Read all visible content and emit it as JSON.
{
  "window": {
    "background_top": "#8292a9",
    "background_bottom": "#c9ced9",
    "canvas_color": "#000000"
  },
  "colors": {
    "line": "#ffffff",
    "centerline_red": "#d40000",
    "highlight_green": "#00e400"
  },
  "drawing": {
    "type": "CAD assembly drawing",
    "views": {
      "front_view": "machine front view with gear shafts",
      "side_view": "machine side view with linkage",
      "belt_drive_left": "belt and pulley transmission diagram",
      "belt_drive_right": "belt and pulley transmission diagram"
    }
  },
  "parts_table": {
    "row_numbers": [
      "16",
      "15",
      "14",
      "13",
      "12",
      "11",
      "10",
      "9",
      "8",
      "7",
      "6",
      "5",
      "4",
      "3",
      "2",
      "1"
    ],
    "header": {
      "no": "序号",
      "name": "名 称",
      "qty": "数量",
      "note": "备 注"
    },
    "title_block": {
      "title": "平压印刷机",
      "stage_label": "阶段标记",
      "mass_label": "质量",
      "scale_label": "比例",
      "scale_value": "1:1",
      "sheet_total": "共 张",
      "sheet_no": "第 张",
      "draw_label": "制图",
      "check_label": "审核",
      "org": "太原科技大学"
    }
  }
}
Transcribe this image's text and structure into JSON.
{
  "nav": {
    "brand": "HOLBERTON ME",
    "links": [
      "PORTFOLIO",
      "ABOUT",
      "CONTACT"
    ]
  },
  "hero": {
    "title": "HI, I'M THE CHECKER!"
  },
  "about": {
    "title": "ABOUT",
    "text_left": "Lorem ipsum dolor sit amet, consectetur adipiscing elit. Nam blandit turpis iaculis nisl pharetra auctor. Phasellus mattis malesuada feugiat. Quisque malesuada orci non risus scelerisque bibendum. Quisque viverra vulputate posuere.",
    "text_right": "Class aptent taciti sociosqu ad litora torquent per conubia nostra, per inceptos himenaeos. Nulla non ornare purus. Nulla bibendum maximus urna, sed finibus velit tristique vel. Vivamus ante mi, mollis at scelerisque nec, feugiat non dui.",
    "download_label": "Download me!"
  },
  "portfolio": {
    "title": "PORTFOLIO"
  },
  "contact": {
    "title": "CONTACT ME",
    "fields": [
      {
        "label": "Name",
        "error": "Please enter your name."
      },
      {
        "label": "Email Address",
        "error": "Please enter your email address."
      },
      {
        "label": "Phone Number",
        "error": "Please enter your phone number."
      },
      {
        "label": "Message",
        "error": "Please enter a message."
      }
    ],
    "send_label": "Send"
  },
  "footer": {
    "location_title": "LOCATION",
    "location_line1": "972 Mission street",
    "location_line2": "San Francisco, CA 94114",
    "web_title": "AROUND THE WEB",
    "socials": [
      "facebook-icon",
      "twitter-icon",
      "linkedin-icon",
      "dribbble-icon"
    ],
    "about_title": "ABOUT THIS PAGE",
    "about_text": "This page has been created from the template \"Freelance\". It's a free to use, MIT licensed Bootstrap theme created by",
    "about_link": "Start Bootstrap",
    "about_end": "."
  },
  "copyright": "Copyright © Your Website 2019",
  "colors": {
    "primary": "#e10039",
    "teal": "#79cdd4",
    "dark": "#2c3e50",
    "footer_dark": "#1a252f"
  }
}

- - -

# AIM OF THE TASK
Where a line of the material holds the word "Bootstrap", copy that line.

# SOLUTION BELOW
    "about_text": "This page has been created from the template \"Freelance\". It's a free to use, MIT licensed Bootstrap theme created by",
    "about_link": "Start Bootstrap",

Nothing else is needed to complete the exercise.